I realized that my relationship with food began in childhood. A luring smell was always the first thing that welcomed us at the door when we came home from school or after traveling miles to visit her.
My memories are mostly sensory. The tempting smell of her stews, the unique taste of her secret spices and the memory of watching her standing behind the stove, lovingly stirring for hours, staring at the food in the same tenderly way as at my father. Her huge pans with bubbling contents would be protected and controlled in the same fierce way she would protect her children.
It didn’t seem to bother her that we would devour a meal within 5 minutes, which took her at least 3 hours to make.
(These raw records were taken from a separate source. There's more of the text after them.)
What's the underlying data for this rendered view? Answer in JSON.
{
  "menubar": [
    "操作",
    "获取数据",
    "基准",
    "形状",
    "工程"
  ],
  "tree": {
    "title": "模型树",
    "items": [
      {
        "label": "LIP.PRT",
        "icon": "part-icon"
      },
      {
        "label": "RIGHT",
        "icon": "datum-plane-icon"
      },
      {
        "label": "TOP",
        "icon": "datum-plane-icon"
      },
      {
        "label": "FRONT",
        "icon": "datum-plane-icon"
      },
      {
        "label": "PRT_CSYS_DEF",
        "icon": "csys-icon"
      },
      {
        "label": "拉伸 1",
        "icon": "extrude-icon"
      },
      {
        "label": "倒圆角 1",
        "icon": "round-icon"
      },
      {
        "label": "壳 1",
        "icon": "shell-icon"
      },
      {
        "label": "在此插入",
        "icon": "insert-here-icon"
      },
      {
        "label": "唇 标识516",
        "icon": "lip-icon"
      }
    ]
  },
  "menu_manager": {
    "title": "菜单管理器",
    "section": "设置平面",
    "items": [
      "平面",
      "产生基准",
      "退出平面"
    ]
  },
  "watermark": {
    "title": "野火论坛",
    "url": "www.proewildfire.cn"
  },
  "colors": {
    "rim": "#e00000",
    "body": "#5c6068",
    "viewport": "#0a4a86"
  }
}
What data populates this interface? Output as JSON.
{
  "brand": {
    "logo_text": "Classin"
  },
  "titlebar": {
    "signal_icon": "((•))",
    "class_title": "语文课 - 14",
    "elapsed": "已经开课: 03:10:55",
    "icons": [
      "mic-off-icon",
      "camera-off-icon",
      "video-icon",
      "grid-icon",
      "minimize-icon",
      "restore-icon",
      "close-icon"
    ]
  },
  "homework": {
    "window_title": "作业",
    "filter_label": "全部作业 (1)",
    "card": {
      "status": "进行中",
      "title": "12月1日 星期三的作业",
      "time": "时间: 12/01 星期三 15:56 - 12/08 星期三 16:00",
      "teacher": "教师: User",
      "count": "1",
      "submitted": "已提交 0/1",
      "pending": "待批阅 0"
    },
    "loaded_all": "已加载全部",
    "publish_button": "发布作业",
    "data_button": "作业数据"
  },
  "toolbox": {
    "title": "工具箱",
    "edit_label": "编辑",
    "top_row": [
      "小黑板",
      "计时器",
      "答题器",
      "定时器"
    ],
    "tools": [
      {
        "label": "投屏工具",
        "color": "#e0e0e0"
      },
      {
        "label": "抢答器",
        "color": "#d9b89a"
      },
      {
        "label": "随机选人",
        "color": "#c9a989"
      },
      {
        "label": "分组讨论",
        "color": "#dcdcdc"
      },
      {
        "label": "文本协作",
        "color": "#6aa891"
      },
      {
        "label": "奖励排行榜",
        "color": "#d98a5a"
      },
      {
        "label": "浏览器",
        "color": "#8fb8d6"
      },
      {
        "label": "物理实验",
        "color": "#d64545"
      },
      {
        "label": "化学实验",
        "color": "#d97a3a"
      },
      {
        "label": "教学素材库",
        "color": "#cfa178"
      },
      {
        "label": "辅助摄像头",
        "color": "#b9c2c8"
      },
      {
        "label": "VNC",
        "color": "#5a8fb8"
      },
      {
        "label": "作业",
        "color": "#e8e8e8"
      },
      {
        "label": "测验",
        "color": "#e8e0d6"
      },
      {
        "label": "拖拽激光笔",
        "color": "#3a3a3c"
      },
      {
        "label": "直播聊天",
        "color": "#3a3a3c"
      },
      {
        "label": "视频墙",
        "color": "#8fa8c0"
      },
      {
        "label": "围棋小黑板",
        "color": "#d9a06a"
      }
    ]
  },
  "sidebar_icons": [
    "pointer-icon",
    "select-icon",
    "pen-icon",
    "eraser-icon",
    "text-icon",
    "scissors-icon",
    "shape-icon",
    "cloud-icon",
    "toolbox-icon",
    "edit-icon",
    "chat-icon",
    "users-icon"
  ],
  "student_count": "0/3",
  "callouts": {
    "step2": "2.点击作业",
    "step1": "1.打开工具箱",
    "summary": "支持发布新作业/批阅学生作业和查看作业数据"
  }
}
Whenever we left food on our plate or didn’t have an appetite she was worried if we were sick or that we didn’t like her food. She would also remind of us of children who were less fortunate than us, encouraging us to always clean our plate and show our gratitude for our daily meal.
My parents never took us out for dinner. My father would say that no restaurant could beat my mother’s cooking and we all agreed. My mother took this as a compliment and never complained or seemed to mind that she never had a day off.
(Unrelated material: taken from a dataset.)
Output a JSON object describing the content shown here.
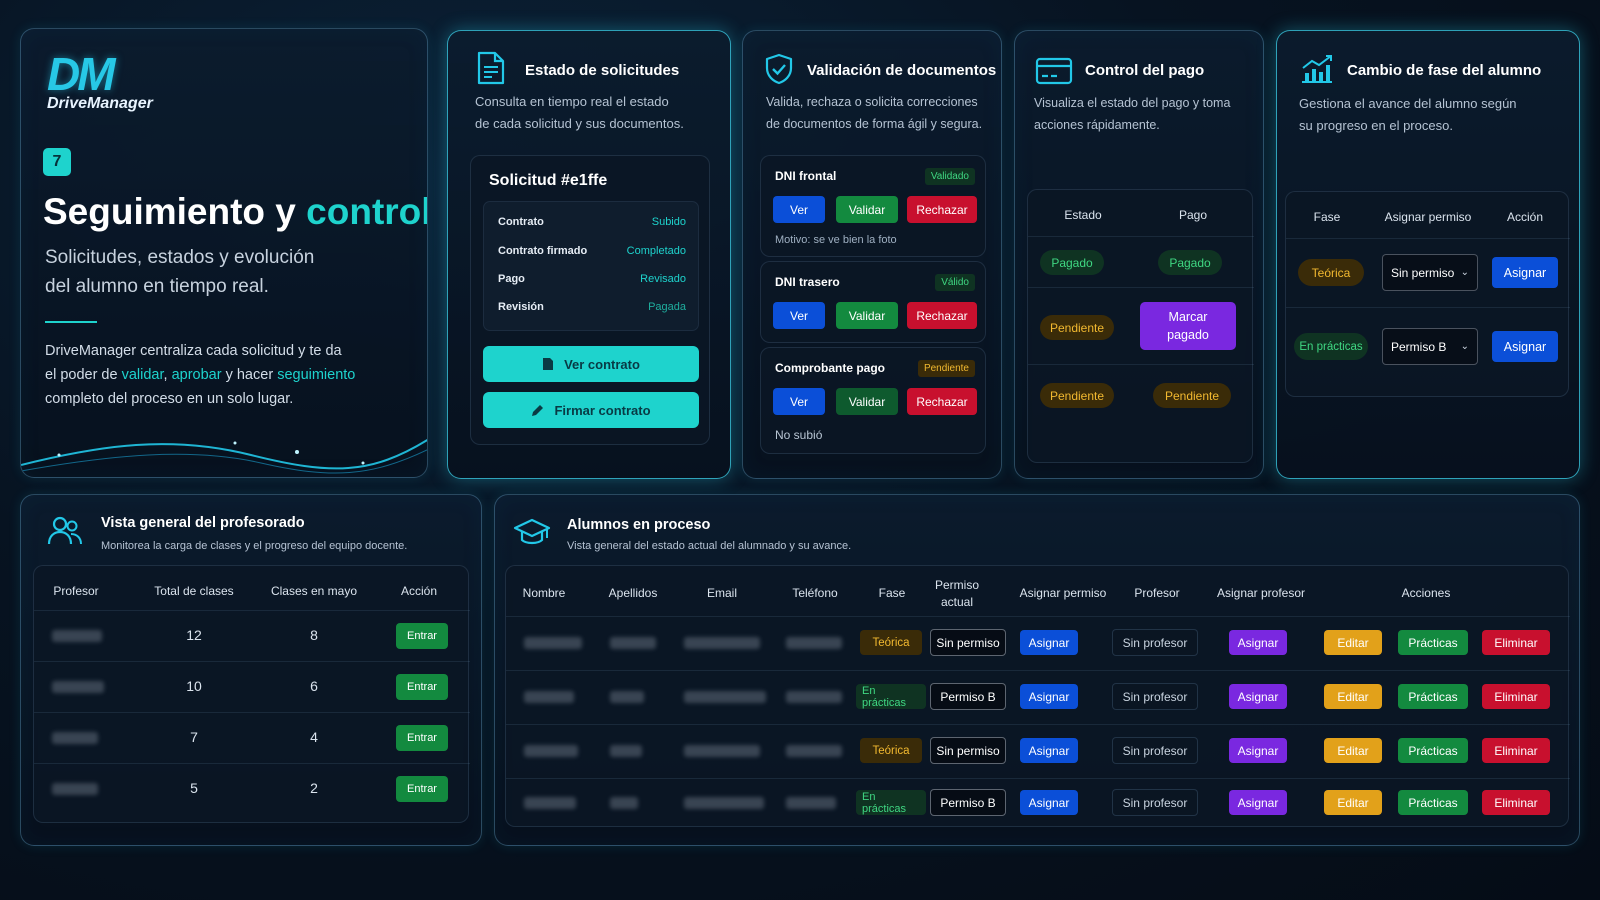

After she passed away, 2 years ago, food still evokes the feeling of comfort, love, care and attention. She may not have been a soccer mom, nor was she patient enough to entertain us with playing games or telling bed time stories, but she never let us down in our basic needs…always going out of her way to nurture us with food. I still associate food with motherly concern for my well being, comfort and celebration.
However my relationship with food became toxic. Growing up, I became more dependent on food for feeling emotional safe and well. I still hear my mother’s soothing words:’ eat this…it will make you feel better' or 'you have to eat, otherwise you will get sick or faint during practice.’
If I don’t begin a new relationship with food that is based on feeding and nurturing a forty year old woman I will always depend on food to ‘feel better’ rather than to feel healthy.
This third week of my challenge, I will update my mother’s message with:’ you don’t need those extra calories, all that excessive fat and sugar will make you sick and you will have to become more active to stay healthy.’
In her eyes I always stayed her active little girl practicing martial arts, gymnastics and swimming. She refused to see that her girl was growing up and wide, but it is up to me to see reality. That bigger girl in the mirror will only grow bigger if she keeps eating like that little girl.
I wonder if it is possible to really ever break free from this emotional eating, this bond with my childhood, this invisible thread with my mother, and learn to eat for the right reasons but this week I am going to take the first steps.
Are there other ‘girls’ who recognize this and have outgrown their childhood relationship with food?